When I turned around, he was already down, slid onto his side like a runner into home plate. But he wasn’t a runner, and this wasn’t home plate. He was a math professor wearing dress pants, and we were on a sidewalk in downtown Babylon, New York. There were mounds of slushy snow everywhere; it was bound to happen to one of us. I’m just glad it wasn’t me.
People fall on ice. It isn’t an unusual occurrence. Not normally one worth writing about. But the strange thing was this: inside my next blink, he was up, standing erect on the sidewalk, as if nothing had ever happened. Before I could ask if he was all right or decide if this was funny or not, he was off the floor, casually dropping a quarter into the meter. There was no transitional position. No bent knee straightening, no hands pushing himself to his feet. No groan or curse. One second he was down, and the next he was, miraculously, up, as if my brain skipped like a scratched record, and jumped over the in between image of Phil scrambling. I watched him poised upright, and while I was befuddled, he seemed cool as a cucumber. The only proof that he had ever been on the ground was a streak of dirty snow up his pant leg, and the honk of a passing car, the driver of which must have seen the wipe out too, and was doing us the courtesy of blaring witness.
I blinked once. Twice. Then I asked, “Are we just going to pretend that never happened?”
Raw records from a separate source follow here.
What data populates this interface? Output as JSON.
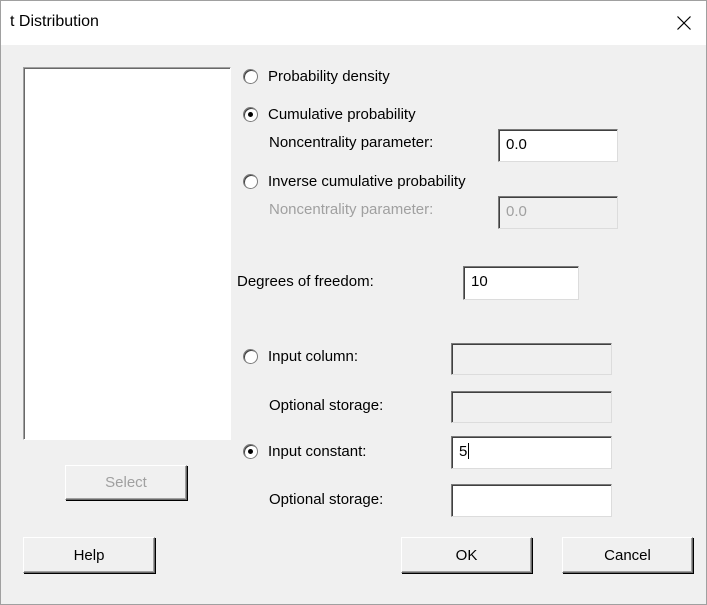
{
  "window": {
    "title": "t Distribution",
    "close_icon": "close-icon"
  },
  "options": {
    "probability_density": "Probability density",
    "cumulative_probability": "Cumulative probability",
    "cumulative_noncentrality_label": "Noncentrality parameter:",
    "cumulative_noncentrality_value": "0.0",
    "inverse_cumulative_probability": "Inverse cumulative probability",
    "inverse_noncentrality_label": "Noncentrality parameter:",
    "inverse_noncentrality_value": "0.0",
    "selected": "Cumulative probability"
  },
  "degrees_of_freedom": {
    "label": "Degrees of freedom:",
    "value": "10"
  },
  "input": {
    "column_label": "Input column:",
    "column_value": "",
    "column_storage_label": "Optional storage:",
    "column_storage_value": "",
    "constant_label": "Input constant:",
    "constant_value": "5",
    "constant_storage_label": "Optional storage:",
    "constant_storage_value": "",
    "selected": "Input constant"
  },
  "buttons": {
    "select": "Select",
    "help": "Help",
    "ok": "OK",
    "cancel": "Cancel"
  }
}
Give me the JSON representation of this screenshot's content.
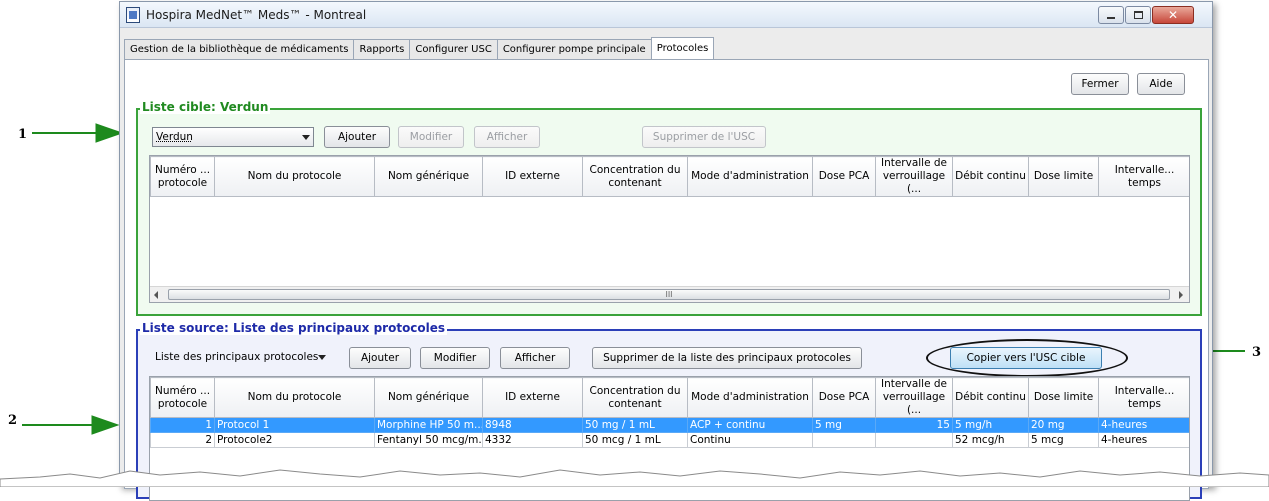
{
  "window": {
    "title": "Hospira MedNet™ Meds™ - Montreal"
  },
  "tabs": [
    {
      "label": "Gestion de la bibliothèque de médicaments",
      "active": false
    },
    {
      "label": "Rapports",
      "active": false
    },
    {
      "label": "Configurer USC",
      "active": false
    },
    {
      "label": "Configurer pompe principale",
      "active": false
    },
    {
      "label": "Protocoles",
      "active": true
    }
  ],
  "toolbar": {
    "close_label": "Fermer",
    "help_label": "Aide"
  },
  "target": {
    "title": "Liste cible: Verdun",
    "select_value": "Verdun",
    "add_label": "Ajouter",
    "modify_label": "Modifier",
    "view_label": "Afficher",
    "remove_label": "Supprimer de l'USC",
    "scroll_marker": "III"
  },
  "columns": [
    "Numéro ... protocole",
    "Nom du protocole",
    "Nom générique",
    "ID externe",
    "Concentration du contenant",
    "Mode d'administration",
    "Dose PCA",
    "Intervalle de verrouillage (...",
    "Débit continu",
    "Dose limite",
    "Intervalle... temps"
  ],
  "source": {
    "title": "Liste source: Liste des principaux protocoles",
    "select_value": "Liste des principaux protocoles",
    "add_label": "Ajouter",
    "modify_label": "Modifier",
    "view_label": "Afficher",
    "remove_label": "Supprimer de la liste des principaux protocoles",
    "copy_label": "Copier vers l'USC cible",
    "rows": [
      {
        "num": "1",
        "name": "Protocol 1",
        "generic": "Morphine HP  50 m...",
        "ext": "8948",
        "conc": "50 mg / 1 mL",
        "mode": "ACP + continu",
        "pca": "5 mg",
        "lock": "15",
        "rate": "5 mg/h",
        "limit": "20 mg",
        "interval": "4-heures",
        "selected": true
      },
      {
        "num": "2",
        "name": "Protocole2",
        "generic": "Fentanyl 50 mcg/m...",
        "ext": "4332",
        "conc": "50 mcg / 1 mL",
        "mode": "Continu",
        "pca": "",
        "lock": "",
        "rate": "52 mcg/h",
        "limit": "5 mcg",
        "interval": "4-heures",
        "selected": false
      }
    ]
  },
  "callouts": {
    "one": "1",
    "two": "2",
    "three": "3"
  },
  "colors": {
    "green": "#3aa33a",
    "blue": "#2b3fb8",
    "selection": "#3399ff",
    "arrow": "#1d8a1d"
  }
}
Phil turned to me, his face blank. “There are only two acceptable ways to handle a fall,” he said. “One, you climb up and yell at whatever caused you to lose your footing. Two, you act like it never happened.” Then he began to walk in the direction we were heading. A non-confrontational person by nature, he was choosing the latter approach.
By then, I’d processed the scenario. It had sat on my tongue. I tasted it, chewed it, swallowed and digested it. I’d decided. Yes, I was certain. The fall was funny.
I hurried, carefully, to catch up to Phil. A laughed rumbled up my throat, and I tried to suppress it, but admittedly not very hard because, after all, the man wasn’t hurt.
“How did you recover so quickly?” I asked finally, because his seamless rebound was really astounding. He’d snapped back up like a bungee cord. It wasn’t human. It was superhuman. Most likely a mutant power he’d accidentally let me discover. He’d been threatened and responded by instinct, unwittingly revealing abilities that for years had remained under his control.
But he kept his eyes fixed ahead, determined that the fall never happened. And I was beginning to think his denial was not for the sake of his dignity, but for the sake of his secret.